Don't confuse these holiday favorites with yams. Loaded with vitamins, they're a sweeter alternative to a plain old potato. Here are 12 ways to try them.
They may have "potatoes" in their name, but they aren’t even in the same family as potatoes. These tubers are a different kind of root vegetable that comes from the same plant family as the morning glory flower. And even though some folks use the names interchangeably, sweet potatoes also aren't the same as yams, which are starchier root veggies with a less sweet flavor.
So what are they? Well, sweet potatoes are one of the oldest veggies on record, with traces of them dating back more than 10,000 years! These days, you’ll find them in season from as early as August through November.
Sweet potato skin can range in color from brown to orange to purple, while the flesh can be white or various shades of orange. One of the most common varieties is “Beauregard,” but I’ve seen some wild ones at my local farmers’ market. My favorite so far this year has been the purple-skinned and dark orange-fleshed “Carolina Ruby” -- great for roasting or baking in the skin.
A medium baked sweet potato has 105 calories, 24 grams of carbohydrates, 4 grams of fiber and more than 400% of your daily vitamin A in the antioxidant form known as beta-carotene. They’re also a good source of vitamin C and potassium. Sweet potatoes with dark orange flesh also contain the antioxidant lycopene.
I love to make my sweets smashed. Instead of boiling them, I bake them in the skin until tender. Once they cool, I remove most of the skin and place them in a saucepan over low heat with a pat of butter, a few spoonfuls of Greek yogurt, salt and pepper. A quick smash with a fork or a potato masher and they’re good to go -- simple and yummy! I also make lots of oven fries; I always make extra to chop up and add to grain salads. Try my Sweet Potato Quinoa for a satisfying lunch.

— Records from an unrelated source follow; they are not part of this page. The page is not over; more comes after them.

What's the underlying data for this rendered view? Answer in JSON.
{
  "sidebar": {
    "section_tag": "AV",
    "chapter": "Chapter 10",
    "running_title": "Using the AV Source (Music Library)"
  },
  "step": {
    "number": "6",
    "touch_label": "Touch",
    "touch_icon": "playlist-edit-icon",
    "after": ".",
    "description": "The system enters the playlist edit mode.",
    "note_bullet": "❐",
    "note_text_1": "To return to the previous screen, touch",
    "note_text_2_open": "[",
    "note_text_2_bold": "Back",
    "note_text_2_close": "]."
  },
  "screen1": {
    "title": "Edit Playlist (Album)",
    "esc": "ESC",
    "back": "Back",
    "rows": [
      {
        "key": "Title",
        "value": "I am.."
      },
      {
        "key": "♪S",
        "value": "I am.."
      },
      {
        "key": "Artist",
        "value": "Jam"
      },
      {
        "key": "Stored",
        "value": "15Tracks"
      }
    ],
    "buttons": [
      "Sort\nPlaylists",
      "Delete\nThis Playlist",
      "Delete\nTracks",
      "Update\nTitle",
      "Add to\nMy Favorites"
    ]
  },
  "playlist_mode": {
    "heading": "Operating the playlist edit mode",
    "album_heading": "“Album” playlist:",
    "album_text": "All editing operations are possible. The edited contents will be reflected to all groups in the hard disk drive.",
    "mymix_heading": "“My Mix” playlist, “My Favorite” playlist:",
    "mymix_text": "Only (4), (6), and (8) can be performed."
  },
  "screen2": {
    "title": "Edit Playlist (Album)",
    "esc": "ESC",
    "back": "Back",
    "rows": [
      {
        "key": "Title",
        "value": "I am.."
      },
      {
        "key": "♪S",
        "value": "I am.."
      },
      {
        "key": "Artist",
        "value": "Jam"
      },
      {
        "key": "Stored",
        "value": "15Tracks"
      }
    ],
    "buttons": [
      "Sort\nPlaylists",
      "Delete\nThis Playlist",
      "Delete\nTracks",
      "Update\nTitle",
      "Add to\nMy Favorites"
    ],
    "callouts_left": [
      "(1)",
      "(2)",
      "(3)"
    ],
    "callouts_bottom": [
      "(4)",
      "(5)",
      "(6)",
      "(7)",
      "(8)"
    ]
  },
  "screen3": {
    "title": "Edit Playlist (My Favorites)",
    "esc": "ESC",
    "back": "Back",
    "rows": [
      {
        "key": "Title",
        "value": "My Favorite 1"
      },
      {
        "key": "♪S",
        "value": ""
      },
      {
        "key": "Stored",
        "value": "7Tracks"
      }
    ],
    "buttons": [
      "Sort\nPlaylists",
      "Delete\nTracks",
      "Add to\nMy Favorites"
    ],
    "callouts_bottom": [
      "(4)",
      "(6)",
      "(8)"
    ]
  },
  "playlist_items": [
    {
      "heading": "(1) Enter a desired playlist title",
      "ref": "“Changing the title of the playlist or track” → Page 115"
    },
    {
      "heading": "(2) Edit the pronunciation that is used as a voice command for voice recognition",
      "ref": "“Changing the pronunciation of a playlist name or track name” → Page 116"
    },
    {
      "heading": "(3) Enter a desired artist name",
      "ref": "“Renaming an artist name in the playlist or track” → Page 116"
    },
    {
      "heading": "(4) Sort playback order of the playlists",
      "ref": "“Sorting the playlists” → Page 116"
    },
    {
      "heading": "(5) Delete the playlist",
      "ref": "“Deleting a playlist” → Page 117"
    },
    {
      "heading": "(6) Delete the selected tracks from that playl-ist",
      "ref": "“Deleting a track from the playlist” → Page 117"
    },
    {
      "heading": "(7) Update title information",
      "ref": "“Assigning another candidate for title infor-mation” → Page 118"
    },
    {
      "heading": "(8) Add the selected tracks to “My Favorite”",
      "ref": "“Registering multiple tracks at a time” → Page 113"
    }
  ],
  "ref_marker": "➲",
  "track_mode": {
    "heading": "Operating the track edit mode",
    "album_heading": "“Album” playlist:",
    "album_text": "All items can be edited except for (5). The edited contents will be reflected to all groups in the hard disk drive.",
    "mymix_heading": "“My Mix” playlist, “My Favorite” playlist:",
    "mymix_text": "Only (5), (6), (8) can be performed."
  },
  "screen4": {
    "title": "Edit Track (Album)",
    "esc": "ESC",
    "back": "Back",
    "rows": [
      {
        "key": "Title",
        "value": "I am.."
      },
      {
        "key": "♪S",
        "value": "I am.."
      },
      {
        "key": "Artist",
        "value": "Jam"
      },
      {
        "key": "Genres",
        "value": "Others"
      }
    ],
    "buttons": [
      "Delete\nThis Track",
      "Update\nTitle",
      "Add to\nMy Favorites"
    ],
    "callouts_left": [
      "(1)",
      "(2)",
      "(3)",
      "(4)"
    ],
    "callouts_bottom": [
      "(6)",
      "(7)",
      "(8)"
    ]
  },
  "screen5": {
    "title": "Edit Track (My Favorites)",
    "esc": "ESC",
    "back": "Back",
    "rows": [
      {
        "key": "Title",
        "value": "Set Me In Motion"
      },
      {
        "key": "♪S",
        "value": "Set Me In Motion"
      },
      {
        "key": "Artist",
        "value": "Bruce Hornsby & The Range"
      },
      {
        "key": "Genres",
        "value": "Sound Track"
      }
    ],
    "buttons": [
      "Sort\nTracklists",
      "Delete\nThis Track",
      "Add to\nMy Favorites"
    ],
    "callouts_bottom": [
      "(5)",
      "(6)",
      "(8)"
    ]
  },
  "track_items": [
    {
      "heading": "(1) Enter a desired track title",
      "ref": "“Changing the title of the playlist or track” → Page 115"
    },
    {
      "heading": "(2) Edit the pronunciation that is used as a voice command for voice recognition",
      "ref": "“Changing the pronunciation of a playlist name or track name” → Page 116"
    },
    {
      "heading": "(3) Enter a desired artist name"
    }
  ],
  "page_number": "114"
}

Shopping Tip: Choose sweet potatoes that are firm with intact skin (no large dents or blemishes). Store in a cool, dry place for up to four weeks. Once cooked, keep in the fridge for five to seven days or freezer for six to nine months.
Recipes to Try: